Understanding involuntary movement patterns in autism

A tendency to walk on tiptoe, repetitive gesticulation, nail-biting or banging of the head against a wall may be signs of a hereditary autism spectrum disorder. Emanuela Santini is studying the genes that control the symptoms, and is hoping to find an effective therapy.

Emanuela Santini

PhD Medicine and Health Science

Wallenberg Academy Fellow 2017

Karolinska Institutet

Research field:
What causes repetitive behaviors in autism?

Santini is waiting in the reception area, and leads the way through three security doors and gates before we reach her office at the Department of Neuroscience at Biomedicum, Karolinska Institutet (KI) in Solna, just north of Stockholm. The mezzanine design extending several floors up to the roof, and generous glass walls lend an open and spacious feel to the building.

Santini enthusiastically explains how the transparency of the architecture facilitates meetings across departmental boundaries:

“It can be hard for researchers to collaborate, but there are no walls here. It’s stimulating to be with people without any physical obstacles in the way. We speak a language that knows no bounds.”

Repetitive movements

Being chosen as a Wallenberg Academy Fellow persuaded Santini to leave the U.S. to establish a research team at KI. Since summer 2018 she and her fellow researchers have been trying to understand what causes repetitive behaviors in children with an autism spectrum diagnosis.

Autism is a functional disorder that is congenital or acquired early, appearing before the age of three. Symptoms include communication difficulties and a disinclination to play with other children.

Some people with autism repeat the same sound or movement over and over again. It is quite common for them to walk on tiptoe or harm themselves by banging their head against a wall.

Few studies have examined the cause of the disorder, and how it should be treated.

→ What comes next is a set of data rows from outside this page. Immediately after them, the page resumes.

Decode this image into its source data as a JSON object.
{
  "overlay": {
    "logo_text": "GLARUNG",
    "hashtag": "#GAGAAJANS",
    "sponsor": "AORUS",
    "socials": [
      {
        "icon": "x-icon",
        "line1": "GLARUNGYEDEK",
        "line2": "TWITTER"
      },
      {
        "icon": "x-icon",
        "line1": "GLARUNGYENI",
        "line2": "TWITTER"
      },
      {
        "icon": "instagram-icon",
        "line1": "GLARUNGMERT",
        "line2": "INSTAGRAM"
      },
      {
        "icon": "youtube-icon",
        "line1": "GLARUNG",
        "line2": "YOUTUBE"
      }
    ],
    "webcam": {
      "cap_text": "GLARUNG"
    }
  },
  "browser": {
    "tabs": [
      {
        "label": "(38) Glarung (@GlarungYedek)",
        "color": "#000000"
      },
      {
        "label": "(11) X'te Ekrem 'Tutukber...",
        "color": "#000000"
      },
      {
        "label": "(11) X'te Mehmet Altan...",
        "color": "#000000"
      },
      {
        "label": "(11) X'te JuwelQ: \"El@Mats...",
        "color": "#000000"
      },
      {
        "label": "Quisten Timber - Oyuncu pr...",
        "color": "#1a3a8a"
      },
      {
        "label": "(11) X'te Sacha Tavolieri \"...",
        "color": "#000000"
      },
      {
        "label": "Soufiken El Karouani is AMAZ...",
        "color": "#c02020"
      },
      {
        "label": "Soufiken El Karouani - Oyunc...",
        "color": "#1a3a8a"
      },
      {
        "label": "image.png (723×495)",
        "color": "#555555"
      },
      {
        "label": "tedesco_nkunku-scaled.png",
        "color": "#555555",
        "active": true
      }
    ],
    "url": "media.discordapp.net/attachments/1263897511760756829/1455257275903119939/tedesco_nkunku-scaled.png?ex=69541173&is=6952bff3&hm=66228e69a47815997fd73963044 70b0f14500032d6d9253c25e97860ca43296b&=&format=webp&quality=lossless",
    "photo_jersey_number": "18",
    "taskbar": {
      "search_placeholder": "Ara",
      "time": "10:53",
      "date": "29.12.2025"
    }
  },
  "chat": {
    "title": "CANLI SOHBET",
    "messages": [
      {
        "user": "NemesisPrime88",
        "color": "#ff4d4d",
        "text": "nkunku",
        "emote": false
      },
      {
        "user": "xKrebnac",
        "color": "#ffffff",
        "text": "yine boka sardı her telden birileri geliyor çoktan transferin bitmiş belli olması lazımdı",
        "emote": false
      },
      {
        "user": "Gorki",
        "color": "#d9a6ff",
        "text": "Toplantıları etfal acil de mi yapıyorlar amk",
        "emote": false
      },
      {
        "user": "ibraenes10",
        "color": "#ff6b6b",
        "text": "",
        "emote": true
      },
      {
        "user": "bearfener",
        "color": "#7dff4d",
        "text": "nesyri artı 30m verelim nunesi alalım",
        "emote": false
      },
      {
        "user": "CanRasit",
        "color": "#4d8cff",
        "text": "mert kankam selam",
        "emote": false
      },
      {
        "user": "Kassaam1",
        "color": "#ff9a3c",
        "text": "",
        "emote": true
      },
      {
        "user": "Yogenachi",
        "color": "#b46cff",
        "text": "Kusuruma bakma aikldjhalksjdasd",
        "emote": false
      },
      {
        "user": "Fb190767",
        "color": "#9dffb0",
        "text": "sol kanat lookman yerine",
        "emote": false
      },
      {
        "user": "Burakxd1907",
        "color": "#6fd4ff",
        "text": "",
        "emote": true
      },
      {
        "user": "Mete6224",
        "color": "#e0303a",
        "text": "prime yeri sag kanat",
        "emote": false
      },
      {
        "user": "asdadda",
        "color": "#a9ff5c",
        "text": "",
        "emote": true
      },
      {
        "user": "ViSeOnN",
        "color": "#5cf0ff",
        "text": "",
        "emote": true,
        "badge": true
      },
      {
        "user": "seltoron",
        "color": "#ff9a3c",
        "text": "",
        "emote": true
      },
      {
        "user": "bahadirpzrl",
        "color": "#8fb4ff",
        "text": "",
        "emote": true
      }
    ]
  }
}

Santini’s team is studying molecular causes of changes in the synapses between neurons in the part of the brain that controls volitional movements.

“We believe the behavior is due to an uncontrollable production of proteins that regulate synaptic plasticity,” Santini explains.

Studies have shown that several genetic mutations, including eIF4E, can result in various forms of autism spectrum disorder. The research team is now studying how mice with the same mutation behave.

“The functional impairment can be recreated in mice, enabling us to study both their behavior and processes in their brains.”

Hard to rethink

Mice with autism may also repeat the same movements again and again. They rub their fur off around their snouts or compulsively burrow.

They also lack the ability to make new decisions. If the transgenic mice have learnt to find an escape route between two cages and the route is blocked off, they are unable to work out an alternative solution.

“Humans with autism also find it difficult to change their patterns of behavior. If they are used to parking their car in a certain place, and that place is occupied, they may become paralyzed – unable to look for another parking place.”

Nor are the transgenic mice particularly sociable. Given the choice between a cage with a toy in it and one containing another mouse, they usually prefer the toy.

“If we can translate the findings from animal-based studies to humans, we may find common molecular patterns that help us to make a diagnosis and develop drugs. At the moment we are trying to ascertain the region of the brain involved, and look for the protein that codes for certain behaviors.”

“I wanted to move to become more independent as an individual, and also as a researcher. I needed to develop both a personal and an intellectual strength.”

Motor skills in her doctoral thesis

Santini was born and raised in Rome, where she studied biology for her first degree. While working on her Master’s in Neurobiology, she made a study visit to a professor who had a laboratory at KI.

Straight away she felt at home in the working environment, and accepted a doctoral position:

“I also fell in love with Stockholm – the light, the dynamic skies, the clouds scudding swiftly by, and the slow sunset. It can take two hours for the sun to go down. And the snow! The evenings are dark, but everyone lights candles in their windows when they’re home. I’d never experienced such contrasts between the seasons.”

The subject of her doctoral thesis was the molecular mechanisms in the brain’s signal system in Parkinson’s sufferers, who, like children with autism, can experience involuntary movement patterns. Much of what she learnt then is of use in her current research.

During her years at KI she met her husband, who accompanied her to the U.S., where she took up a postdoctoral position at the Center for Neuroscience at New York University.

“I had an exceptionally gifted supervisor, who gave me enormous freedom, and allowed me to grow as a researcher. The balance between supervision and freedom suited me.”

A “K99 Pathway to Independence Award” from the National Institutes of Health enabled her to establish her own laboratory at Columbia University, where she remained for two years.

“We liked living in the U.S., but we had two children by that time, and we began to consider returning to Europe. I felt that I owed an intellectual debt to Sweden. It was here that I started my research career. I would never have been able to do so in Italy.”

Contact with clinics

Now she sits in her office, back to back with her husband, who also heads a research team at KI, and prepares a presentation for the KI Pediatric Unit.

“I hope I can find a clinician who wants to collaborate with me. I think researchers should talk more to each other – try to get others interested in what they are doing. Here and now is the right place and time to do so.”

Text Carin Mannberg-Zackari
Translation Maxwell Arding
Photo Magnus Bergström